WASHINGTON (Reuters) - The U.S. Supreme
Court on Monday gave local government officials across the United States
more leeway to begin public meetings with a prayer, ruling that
sectarian invocations do not automatically violate the U.S.
The court said on a 5-4 vote that the town of Greece in New York
state did not violate the Constitution's ban on government
endorsement of religion by allowing Christian prayers before monthly
Although such prayers have long been a tradition in some
communities, the high court had never before expressly said
sectarian prayers could be constitutional in some circumstances or
specifically held that prayers could be given before meetings of
local government entities.
In Monday's closely divided decision, the court said a prayer could
violate the Constitution if there was an attempt to intimidate,
coerce or convert nonbelievers.
Politicians from both major political parties, including President
Barack Obama, a Democrat, had backed the town. Kentucky Republican
Mitch McConnell, the minority leader in the U.S. Senate, said in a
statement the court had "reaffirmed the strong constitutional
footing of this important American tradition."
Although the ruling referred only to legislative prayer, it could
give a boost to government officials seeking to promote religion in
public life in other contexts, such as sectarian religious displays
in civic buildings.
Erwin Chemerinsky, a professor at the University of California,
Irvine School of Law, who filed a brief opposing the Greece prayers,
said the ruling "certainly reflects five justices who want to allow
much more of a religious presence in government and government
support for religion."
The court was divided along ideological lines, with the conservative
wing saying the prayers were acceptable, while the liberal justices
said the prayers in question violated the First Amendment. The five
justices in the majority are Roman Catholic. Of the four dissenters,
three are Jewish and one is Catholic.
Justice Anthony Kennedy, the court's swing vote, wrote the majority
opinion. He said the town's prayers were consistent with the high
court's 1983 precedent in a case called Marsh v. Chambers. That case
made it clear that the long-standing practice of having prayers
before state legislative sessions was lawful, based in large part on
its historic nature.
Kennedy gave short shrift to language in a 1988 case, County of
Allegheny v. ACLU (American Civil Liberties Union), that suggested
prayers must be nonsectarian.
"To hold that invocations must be nonsectarian would force the
legislatures that sponsor prayers and the courts that are asked to
decide these cases to act as supervisors and censors of religious
speech," Kennedy wrote.
Although the policy in Greece, a town of 100,000 people, does not
embrace a particular religion, all members of the public who gave a
prayer were Christians until two residents filed suit in 2008. Some
of the prayers featured explicitly Christian references, including
mentions of Jesus Christ and the Holy Spirit.
Residents Susan Galloway, who is Jewish, and Linda Stephens, an

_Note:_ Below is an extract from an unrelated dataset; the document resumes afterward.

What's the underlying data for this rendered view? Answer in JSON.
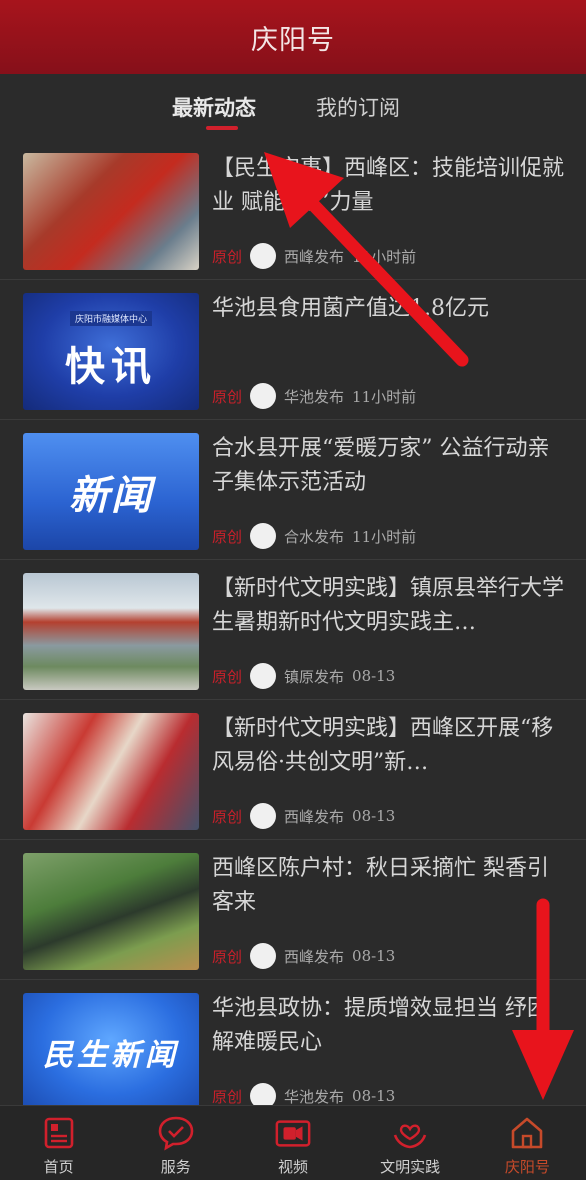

atheist, said in their lawsuit that the practice made them
The court focused on whether the content of the prayers constituted
coercion. Finding there was none, Kennedy wrote that "offense ...
does not equate to coercion."
But the court did set some limits, with Kennedy saying prayers that
"denigrate nonbelievers or religious minorities, threaten damnation
or preach conversion" might not pass muster.
Writing on behalf of the four liberals, Justice Elena Kagan said
that for years the prayers in Greece were sectarian and the town did
nothing to encourage members of other faiths to give the prayers.
"In my view, that practice does not square with the First
Amendment's promise that every citizen, irrespective of her
religion, owns an equal share in her government," Kagan wrote.
Bill Reilich, Greece's Republican town supervisor elected in
November, was not in the office when the lawsuit was first filed and
litigated but said he recognized some residents would be
disappointed by the decision.
"We are not forcing it on anyone," he said. "If they feel
uncomfortable joining the prayer, they can have a moment of
Greg Lipper, a lawyer with Americans United for Separation of Church
and State, said the ruling was likely to have the most impact in
towns with large Christian communities.
"It definitely increases the leeway of local boards to impose
majority religion," Lipper said.
The case reached the high court after the 2nd U.S. Circuit Court of
Appeals in New York ruled against the town in May 2012. A district
court had previously supported the town's position by dismissing the
lawsuit filed by Galloway and Stephens.
The case is Town of Greece v. Galloway, U.S. Supreme Court, No.
(Additional reporting by Lindsay Dunsmuir in New York; Editing by
Howard Goller and Grant McCool)